Getting the Northwestern State football program back to championship status isn’t far fetched, new head coach Brad Laird insists.
It’s a task requiring more than good coaching, says veteran athletics director Greg Burke. But dominoes appear to be falling in place quickly since Laird’s hiring on Nov. 20.
The challenge might be daunting, if Laird, Burke, and not-new-to-NSU first-year president Dr. Chris Maggio didn’t know better.
The Demons haven’t been over .500 in a season since a 7-5 mark in 2008. If NSU was an FBS program, it would have been bowl-eligible in 2013 and 2014 with 6-6 marks, including a 2014 win at bowl-bound Louisiana Tech, but in the Football Championship Subdivision, it’s all about earning one of 24 playoff berths among the 123 contenders.
Not since 2004 have the Demons been involved in postseason. That playoff game, after NSU’s last Southland Conference championship, punctuated a run of five FCS playoff appearances in eight seasons between 1997-2004. NSU was 60-30 in that span, producing seven winning seasons, with Laird on Demon staffs just as it was starting and for three years at the end.
Laird was also on board last season, joining Jay Thomas’ last NSU staff as associate head coach and defensive coordinator. His influence restored a stingy tone to the Demons’ Purple Swarm defense, which allowed only 17 points per game in NSU’s three wins in the last four games of 2017.
Most importantly, in 11 months back on board, Laird got first-hand insight into not only the talent returning but all aspects of the program. Unlike nearly any other new coach, he isn’t learning as he goes, and he and the university and athletic leadership have a strong, doubt-free, pre-existing working relationship.
“The momentum at Northwestern State University, with the energy that comes from record enrollment and the reasons for it, is through the roof,” says Laird. “Combining the pieces of the puzzle that are in place now with the vision that Dr. Maggio and Mr. Burke have, the future is looking bright. From a football perspective, the completion of building a great staff combined with the positive feedback in recruiting, the opportunity for success is here.”
What’s unfolding demonstrates plenty of progress.
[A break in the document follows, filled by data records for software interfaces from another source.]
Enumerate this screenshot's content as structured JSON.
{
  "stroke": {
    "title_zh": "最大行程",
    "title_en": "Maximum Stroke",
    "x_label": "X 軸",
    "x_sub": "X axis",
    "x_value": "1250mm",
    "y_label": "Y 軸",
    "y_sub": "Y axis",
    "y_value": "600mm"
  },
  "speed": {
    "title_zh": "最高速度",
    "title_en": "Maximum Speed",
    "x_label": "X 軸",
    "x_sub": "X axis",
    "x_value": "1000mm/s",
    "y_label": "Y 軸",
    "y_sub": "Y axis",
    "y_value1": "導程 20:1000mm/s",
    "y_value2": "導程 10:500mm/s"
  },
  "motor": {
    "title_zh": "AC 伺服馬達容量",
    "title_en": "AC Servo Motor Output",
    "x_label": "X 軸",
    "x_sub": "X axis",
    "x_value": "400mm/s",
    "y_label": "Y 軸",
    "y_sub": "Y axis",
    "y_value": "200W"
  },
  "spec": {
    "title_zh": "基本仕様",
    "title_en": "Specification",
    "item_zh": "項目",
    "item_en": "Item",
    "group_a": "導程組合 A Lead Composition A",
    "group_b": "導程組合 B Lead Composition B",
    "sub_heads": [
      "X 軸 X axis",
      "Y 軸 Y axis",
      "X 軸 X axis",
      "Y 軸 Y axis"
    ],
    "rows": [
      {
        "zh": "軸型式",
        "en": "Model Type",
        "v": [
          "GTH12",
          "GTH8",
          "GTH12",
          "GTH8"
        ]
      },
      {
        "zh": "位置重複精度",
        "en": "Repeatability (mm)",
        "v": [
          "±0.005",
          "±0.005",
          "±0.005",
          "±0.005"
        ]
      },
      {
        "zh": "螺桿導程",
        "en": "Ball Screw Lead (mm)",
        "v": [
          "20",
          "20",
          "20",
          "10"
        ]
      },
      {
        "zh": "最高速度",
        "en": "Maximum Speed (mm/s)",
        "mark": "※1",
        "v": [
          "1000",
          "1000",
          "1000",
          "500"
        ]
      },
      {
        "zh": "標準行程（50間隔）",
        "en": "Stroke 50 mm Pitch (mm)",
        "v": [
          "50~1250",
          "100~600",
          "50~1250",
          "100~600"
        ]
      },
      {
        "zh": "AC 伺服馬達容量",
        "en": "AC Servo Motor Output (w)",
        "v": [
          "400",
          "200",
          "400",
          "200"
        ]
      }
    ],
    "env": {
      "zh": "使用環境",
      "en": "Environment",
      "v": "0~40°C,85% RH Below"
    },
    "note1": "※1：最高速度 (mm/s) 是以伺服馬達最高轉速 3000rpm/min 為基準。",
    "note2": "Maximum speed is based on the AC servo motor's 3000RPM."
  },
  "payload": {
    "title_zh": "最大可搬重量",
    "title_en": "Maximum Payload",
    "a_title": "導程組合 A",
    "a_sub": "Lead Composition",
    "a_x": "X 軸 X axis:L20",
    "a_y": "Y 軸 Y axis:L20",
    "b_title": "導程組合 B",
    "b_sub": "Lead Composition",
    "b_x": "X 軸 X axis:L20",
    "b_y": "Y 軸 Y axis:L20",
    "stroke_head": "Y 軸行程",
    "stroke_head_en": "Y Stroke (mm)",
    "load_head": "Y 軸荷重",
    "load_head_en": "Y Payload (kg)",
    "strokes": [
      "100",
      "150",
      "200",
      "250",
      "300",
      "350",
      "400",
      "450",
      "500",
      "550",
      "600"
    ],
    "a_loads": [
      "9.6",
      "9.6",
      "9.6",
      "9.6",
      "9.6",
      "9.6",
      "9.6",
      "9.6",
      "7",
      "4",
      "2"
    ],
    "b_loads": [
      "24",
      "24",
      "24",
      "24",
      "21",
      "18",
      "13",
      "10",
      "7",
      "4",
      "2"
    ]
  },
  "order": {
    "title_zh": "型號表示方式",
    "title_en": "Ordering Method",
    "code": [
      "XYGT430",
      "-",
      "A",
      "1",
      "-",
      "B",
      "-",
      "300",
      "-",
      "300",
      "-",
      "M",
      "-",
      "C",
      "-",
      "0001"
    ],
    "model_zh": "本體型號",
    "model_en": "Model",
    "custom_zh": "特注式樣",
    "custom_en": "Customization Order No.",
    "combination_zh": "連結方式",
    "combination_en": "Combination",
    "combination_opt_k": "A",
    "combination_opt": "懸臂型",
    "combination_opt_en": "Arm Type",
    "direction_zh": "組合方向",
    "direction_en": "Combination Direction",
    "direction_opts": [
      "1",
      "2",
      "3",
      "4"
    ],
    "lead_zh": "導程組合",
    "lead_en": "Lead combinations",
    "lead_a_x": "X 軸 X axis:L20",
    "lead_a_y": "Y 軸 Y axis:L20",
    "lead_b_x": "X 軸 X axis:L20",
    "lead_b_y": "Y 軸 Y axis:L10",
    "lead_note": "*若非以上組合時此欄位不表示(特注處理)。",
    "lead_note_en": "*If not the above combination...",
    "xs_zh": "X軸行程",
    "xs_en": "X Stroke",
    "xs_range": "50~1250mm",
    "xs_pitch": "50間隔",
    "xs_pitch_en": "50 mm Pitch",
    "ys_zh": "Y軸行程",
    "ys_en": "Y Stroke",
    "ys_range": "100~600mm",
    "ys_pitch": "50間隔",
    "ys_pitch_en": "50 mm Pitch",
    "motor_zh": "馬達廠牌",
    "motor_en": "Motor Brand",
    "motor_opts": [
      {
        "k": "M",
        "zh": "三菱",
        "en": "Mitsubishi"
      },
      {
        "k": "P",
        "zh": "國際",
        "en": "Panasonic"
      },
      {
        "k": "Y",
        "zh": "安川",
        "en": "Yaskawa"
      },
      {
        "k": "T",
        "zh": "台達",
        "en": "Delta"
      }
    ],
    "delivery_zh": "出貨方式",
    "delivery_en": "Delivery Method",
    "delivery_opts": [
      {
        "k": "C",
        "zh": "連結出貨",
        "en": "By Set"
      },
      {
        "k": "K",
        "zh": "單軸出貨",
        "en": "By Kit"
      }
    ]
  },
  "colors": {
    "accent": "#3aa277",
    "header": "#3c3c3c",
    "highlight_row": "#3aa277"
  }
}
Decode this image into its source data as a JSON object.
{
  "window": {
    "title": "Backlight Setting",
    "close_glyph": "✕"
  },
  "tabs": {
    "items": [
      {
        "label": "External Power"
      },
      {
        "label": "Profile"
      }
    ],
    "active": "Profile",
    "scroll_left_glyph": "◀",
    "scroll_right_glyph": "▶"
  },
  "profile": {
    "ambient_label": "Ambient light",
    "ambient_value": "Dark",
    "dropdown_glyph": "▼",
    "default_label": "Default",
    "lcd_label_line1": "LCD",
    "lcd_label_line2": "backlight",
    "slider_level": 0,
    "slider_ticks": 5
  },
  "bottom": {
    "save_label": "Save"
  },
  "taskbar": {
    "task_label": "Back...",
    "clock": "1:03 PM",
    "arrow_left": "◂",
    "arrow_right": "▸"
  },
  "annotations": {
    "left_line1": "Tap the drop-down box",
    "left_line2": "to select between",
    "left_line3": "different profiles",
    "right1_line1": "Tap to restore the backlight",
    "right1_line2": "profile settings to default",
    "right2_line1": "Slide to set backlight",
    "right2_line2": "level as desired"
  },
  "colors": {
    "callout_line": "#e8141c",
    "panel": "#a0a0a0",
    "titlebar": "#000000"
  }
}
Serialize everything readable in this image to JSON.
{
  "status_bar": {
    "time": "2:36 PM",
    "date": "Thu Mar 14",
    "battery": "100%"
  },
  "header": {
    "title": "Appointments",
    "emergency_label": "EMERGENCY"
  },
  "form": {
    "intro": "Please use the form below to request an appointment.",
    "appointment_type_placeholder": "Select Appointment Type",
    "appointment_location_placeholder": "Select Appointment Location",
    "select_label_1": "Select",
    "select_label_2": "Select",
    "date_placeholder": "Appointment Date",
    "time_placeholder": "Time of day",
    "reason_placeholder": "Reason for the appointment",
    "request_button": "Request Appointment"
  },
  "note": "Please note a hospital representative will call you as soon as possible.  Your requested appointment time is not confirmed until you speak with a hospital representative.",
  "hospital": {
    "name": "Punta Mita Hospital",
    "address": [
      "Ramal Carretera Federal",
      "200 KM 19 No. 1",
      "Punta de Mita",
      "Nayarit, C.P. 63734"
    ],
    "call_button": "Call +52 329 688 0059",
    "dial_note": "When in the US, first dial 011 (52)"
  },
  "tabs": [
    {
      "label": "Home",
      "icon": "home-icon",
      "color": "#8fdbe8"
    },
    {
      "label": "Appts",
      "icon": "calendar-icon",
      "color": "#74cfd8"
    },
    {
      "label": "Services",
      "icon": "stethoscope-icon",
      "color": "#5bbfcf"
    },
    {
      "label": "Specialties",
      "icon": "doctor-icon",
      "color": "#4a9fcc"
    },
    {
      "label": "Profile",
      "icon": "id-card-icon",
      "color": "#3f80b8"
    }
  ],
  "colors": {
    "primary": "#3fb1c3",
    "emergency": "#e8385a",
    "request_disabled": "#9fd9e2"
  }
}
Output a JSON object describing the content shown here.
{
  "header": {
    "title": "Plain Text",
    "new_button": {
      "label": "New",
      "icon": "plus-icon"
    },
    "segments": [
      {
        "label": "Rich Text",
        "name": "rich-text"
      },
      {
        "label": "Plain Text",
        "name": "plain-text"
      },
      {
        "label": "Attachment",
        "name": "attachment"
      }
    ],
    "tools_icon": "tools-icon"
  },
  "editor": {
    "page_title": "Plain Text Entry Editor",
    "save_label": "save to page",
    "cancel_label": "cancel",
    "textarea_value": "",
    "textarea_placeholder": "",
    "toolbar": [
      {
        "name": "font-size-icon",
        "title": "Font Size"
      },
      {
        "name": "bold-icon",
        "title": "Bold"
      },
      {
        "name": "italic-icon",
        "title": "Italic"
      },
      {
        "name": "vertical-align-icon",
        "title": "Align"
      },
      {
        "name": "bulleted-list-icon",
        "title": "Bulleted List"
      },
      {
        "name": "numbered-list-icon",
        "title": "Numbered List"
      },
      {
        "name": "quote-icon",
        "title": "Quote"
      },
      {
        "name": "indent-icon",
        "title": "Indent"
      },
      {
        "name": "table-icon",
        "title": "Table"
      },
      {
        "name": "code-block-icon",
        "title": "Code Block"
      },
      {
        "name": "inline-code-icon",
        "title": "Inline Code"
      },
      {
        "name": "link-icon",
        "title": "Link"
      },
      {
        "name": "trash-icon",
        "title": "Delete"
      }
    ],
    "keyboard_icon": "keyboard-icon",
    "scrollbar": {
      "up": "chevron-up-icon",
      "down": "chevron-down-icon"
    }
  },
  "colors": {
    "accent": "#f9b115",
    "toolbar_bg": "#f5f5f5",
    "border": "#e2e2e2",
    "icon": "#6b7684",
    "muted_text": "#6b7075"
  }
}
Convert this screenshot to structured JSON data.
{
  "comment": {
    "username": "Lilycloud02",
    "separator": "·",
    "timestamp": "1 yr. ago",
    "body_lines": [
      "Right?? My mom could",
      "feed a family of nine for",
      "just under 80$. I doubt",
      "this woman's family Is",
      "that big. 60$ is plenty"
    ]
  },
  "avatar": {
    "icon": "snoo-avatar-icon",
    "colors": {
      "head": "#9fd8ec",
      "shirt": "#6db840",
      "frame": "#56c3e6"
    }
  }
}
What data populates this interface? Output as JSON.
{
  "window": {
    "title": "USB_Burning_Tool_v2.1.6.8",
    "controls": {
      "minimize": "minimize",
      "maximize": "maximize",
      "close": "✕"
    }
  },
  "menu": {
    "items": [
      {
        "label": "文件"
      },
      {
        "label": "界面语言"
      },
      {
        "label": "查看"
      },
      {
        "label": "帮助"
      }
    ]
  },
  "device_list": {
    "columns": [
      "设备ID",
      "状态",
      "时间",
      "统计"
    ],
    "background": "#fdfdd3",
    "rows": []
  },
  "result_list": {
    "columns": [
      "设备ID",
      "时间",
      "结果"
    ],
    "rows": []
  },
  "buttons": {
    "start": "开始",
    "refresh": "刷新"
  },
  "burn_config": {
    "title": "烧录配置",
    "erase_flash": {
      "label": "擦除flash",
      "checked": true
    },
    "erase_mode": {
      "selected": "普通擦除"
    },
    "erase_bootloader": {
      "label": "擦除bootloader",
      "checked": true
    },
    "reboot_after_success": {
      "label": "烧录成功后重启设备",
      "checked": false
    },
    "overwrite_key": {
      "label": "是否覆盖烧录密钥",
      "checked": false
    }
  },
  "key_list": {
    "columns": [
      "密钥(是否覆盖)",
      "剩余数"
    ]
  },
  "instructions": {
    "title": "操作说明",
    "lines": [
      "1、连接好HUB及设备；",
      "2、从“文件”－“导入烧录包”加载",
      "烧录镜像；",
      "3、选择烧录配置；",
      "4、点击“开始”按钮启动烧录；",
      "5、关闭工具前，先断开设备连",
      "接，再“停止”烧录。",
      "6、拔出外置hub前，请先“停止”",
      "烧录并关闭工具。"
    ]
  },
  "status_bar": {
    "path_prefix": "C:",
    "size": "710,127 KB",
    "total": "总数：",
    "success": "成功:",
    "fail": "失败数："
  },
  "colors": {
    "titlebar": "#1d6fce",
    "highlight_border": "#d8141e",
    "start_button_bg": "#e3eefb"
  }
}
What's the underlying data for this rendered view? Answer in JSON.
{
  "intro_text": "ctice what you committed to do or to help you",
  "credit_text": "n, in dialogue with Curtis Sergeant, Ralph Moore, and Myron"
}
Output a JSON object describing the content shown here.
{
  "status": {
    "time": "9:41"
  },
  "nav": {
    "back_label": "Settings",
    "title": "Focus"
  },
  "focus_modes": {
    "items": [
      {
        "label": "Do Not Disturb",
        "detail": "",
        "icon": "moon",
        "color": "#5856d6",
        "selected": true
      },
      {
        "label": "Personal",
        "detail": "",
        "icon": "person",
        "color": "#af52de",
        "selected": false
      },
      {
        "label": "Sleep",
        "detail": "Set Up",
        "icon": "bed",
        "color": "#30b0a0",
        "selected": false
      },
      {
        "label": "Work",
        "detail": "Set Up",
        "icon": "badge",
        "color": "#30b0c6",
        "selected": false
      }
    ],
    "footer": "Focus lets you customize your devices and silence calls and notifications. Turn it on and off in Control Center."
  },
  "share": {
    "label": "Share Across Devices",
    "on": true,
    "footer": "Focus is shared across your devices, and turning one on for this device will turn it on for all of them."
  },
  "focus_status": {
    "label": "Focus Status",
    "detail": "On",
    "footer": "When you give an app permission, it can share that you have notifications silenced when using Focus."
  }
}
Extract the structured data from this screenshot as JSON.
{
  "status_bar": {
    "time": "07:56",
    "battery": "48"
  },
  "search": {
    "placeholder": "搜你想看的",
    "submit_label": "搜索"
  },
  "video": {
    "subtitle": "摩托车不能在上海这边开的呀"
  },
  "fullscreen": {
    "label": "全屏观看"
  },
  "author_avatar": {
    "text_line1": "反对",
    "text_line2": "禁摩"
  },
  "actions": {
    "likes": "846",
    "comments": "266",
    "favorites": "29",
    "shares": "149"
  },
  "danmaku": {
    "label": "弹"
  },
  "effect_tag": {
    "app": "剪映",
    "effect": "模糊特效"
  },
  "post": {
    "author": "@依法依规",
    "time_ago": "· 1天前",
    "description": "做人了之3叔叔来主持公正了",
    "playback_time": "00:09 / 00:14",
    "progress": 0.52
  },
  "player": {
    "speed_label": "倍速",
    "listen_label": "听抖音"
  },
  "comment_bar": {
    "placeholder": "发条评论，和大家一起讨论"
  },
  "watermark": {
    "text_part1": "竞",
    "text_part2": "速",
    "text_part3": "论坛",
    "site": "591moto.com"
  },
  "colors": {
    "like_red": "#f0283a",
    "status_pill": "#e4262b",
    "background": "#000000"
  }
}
Burke and Laird can fire off a steadily-growing list of promising developments, some at least partially sparked by the ascension of Maggio, a former high school football quarterback and offensive coordinator who ran, and then coached, track at NSU.
Addressing core needs of NSU’s student-athletes:
funding a third academic coordinator whose primary duties will involve extensive involvement with football the soon-to-be announced hiring of an assistant athletic director for Student-Athlete Development new nutrition center for competitors
football coaching salary pool back on par with the competition in state among Southland peers, which is beneficial for Laird as he rounds out his new staff, with former Trinity Valley Community College head coach Brad Smiley
rapid-fire push for architectural renderings of a new strength and conditioning center annex to the NSU Athletic Fieldhouse. Soon to follow will be upgrades to the Christmas Sports Medicine Center and the football equipment facilities, says Burke.
Now that the interior of Turpin Stadium is at least as impressive as any FCS facility in state or in the Southland Conference, Maggio and Burke are taking aim at enhancing the entrance for patrons on the press box side of the field.
Those initiatives, and more to come, are coalescing to energize insiders and supporters, and recruits.
The response among prospects has been obvious and immediate, confirms Laird, as the Demons have been collecting commitments while tapping into Louisiana high schools, especially in the 318 area code, with renewed fervor.